How to Self-Edit

Photo by Kelly Sikkema on Unsplash

Self-editing is an integral part of any writer’s craft. Looking back over your work, writing specific paragraphs or entire sections over again can often be the only way to evaluate whether or not your writing is strong enough for publication.

The problem is that self-editing can be tedious and time-consuming. It can be tough to look at your work with neutral eyes and edit the manuscript in ways that don’t wholly squash your voice as the author. But you must do it. The point of editing and proofreading is recognizing that you’ve already done the hard part. The words are on the page. You have to examine the plot structure, the active vs. the passive voice, the tense of the work, and the words you’re using to ensure that you’re getting your point across.

My only advice to you is this: be ruthless. Cut a scene; cut three. Remove an entire character. Don’t like how you introduced or wove in a vital plot point? Delete it and start fresh.

A book I recommend to help you get into the editing mindset is Steering the Craft: A Twenty-First-Century Guide to Sailing the Sea of Story by Ursula K. Le Guin.

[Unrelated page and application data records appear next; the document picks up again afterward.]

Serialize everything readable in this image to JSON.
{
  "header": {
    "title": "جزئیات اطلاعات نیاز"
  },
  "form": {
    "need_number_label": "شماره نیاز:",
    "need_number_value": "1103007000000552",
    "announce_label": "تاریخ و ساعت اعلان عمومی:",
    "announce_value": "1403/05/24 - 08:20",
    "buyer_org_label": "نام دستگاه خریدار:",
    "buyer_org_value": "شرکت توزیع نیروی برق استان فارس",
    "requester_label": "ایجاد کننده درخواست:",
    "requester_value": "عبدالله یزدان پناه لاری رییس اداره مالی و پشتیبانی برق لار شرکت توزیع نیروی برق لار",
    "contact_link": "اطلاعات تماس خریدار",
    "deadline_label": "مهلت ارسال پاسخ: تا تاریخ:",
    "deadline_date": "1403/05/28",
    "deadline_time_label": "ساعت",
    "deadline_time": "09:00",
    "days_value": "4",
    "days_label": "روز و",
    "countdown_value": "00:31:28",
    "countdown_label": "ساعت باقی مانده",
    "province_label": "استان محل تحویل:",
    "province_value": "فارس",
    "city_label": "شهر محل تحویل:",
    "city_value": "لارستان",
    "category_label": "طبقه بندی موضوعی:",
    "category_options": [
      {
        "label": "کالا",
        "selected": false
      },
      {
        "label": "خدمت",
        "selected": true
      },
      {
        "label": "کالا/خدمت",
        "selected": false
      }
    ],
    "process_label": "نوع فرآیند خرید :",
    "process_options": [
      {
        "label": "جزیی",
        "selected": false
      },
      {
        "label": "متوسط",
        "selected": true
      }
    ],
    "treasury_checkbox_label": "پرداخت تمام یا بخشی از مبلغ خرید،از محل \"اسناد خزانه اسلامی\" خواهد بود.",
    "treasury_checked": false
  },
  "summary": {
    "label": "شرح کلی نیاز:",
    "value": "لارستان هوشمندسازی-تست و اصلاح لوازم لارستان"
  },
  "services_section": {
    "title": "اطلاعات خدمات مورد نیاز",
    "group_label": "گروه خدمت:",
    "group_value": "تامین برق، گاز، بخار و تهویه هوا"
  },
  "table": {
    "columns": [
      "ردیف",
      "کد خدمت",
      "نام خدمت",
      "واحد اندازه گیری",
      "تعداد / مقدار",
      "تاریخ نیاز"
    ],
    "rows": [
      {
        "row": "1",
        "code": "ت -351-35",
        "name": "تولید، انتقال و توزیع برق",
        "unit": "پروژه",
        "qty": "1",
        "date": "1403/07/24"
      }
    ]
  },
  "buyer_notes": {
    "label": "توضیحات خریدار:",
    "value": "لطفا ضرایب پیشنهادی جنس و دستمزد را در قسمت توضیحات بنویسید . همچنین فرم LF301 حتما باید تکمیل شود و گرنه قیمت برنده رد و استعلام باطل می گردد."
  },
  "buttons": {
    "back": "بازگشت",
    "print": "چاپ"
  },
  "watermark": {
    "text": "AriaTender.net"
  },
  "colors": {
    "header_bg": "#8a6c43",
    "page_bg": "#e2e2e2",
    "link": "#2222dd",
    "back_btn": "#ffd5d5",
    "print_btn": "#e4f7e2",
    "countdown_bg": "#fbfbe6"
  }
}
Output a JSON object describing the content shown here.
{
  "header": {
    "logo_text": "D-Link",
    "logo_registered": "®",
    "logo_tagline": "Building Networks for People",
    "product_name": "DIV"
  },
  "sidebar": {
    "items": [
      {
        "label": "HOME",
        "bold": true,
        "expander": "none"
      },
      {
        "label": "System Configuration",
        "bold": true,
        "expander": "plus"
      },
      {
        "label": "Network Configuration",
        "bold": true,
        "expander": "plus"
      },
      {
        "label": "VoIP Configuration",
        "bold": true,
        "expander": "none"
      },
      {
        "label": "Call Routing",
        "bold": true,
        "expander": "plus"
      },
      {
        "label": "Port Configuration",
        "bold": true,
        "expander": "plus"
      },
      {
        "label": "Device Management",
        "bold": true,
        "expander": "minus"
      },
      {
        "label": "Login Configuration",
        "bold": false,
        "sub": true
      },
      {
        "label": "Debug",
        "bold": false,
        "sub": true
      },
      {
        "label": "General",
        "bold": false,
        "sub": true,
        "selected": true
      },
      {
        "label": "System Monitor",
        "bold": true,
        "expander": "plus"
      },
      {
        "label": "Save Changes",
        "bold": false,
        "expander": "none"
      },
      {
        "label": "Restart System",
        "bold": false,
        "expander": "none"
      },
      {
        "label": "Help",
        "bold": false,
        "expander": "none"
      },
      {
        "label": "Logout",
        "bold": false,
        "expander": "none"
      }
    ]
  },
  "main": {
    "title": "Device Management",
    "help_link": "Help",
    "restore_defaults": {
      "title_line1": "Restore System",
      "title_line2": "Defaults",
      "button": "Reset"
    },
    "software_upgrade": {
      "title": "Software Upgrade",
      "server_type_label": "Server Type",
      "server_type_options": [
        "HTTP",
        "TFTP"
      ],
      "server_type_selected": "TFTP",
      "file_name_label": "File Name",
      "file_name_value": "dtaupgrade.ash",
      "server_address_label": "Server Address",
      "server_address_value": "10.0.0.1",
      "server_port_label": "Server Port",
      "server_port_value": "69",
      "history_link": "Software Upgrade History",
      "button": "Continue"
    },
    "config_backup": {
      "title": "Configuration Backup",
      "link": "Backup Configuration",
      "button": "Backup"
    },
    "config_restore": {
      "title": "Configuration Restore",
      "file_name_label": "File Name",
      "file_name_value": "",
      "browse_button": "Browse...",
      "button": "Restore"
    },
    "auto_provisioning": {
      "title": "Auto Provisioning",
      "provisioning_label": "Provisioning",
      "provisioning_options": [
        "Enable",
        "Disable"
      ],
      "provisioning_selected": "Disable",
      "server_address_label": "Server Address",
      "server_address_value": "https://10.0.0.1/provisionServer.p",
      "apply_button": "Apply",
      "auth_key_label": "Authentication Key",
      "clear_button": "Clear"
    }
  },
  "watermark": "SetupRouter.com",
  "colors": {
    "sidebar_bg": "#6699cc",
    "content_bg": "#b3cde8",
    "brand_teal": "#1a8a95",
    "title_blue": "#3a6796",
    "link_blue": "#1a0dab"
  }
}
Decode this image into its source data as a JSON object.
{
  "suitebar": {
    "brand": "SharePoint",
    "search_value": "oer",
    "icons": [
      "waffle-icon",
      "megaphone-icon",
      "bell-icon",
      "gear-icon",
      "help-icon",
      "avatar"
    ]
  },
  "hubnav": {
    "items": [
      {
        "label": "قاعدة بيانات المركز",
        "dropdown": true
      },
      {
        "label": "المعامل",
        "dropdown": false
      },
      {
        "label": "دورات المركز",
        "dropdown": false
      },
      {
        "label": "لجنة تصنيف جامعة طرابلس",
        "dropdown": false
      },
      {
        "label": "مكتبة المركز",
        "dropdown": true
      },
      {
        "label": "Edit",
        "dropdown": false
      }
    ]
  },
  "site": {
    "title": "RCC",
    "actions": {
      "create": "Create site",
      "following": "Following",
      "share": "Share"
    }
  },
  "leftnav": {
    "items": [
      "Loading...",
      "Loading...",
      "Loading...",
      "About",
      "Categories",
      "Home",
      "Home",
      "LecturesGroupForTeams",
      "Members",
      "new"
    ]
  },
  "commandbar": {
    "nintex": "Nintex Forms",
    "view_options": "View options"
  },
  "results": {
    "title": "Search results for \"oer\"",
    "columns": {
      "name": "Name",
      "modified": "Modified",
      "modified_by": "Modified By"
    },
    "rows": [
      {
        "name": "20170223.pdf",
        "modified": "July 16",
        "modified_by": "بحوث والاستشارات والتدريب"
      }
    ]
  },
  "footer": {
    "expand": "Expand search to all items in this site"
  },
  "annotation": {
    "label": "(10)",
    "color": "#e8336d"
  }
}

Here are a few steps to get the process going. They don’t have to be in order, but if that works best for your editing process, there’s no one stopping you.

  1. Use tools like Grammarly or hemingwayapp.com to proofread your work. Don’t get too bogged down in proofreading that you’re spending your entire morning putting in a comma and then using up your whole afternoon taking it out.
  2. Change the font face and size. Times New Roman, 12 pt font, is the standard for manuscripts. Some publishers may accept your stuff in Calibri (as that’s the standard in Microsoft Word nowadays). Scroll through your word processor’s font list and give something like Antonio, Noto Sans, or for that extra spicy typewriter font, Courier New a starring role in your manuscript. You can always change it back before submission.
  3. Read the words aloud. Part of the reason why I started Raconteuse Radio is because I wanted to hear the words on the page in my ear. Something about this step helps me to look at the words differently.
  4. Mix it up! Read it backwards. I’m serious; give it a shot on a short passage from your work-in-progress.
  5. Take a break. Put the manuscript aside for a day, a week, a month. Whatever your arbitrary window of time is you’ll come back to it with brand-new eyes.

Suppose you’ve written a song, a short story, a blog post, a poem, a lyric, a non-fiction book, a book, a comic, a textbook, a film, a novel, a script, a movie, a graphic novel, an album, a screenplay, a play, or a children’s book. In that case, the chances are high that you’re going to need to bring in a third party to edit your work.

In conclusion, it is a good idea to write a story and then look for errors. It’s always a good idea to reread it from a fresh perspective to make sure the plot makes sense, the characters are consistent, and the language is clear.

A good editor can be a priceless asset to your creative process. It’s a service that I offer here through Writeropolis Industries. Let’s talk!

http://writeropolis.start.page

Guilliean Pacheco (she/her) is a writer and editor of color, but you may also know her as the host of the Raconteuse Radio podcast. Her work has appeared in Nevada Humanities and Helen. She has an M.F.A. in Writing from the University of San Francisco. She’s a misplaced California girl who lives in Las Vegas normally if one could call living there normal. Follow her on Twitter.

Use Your Words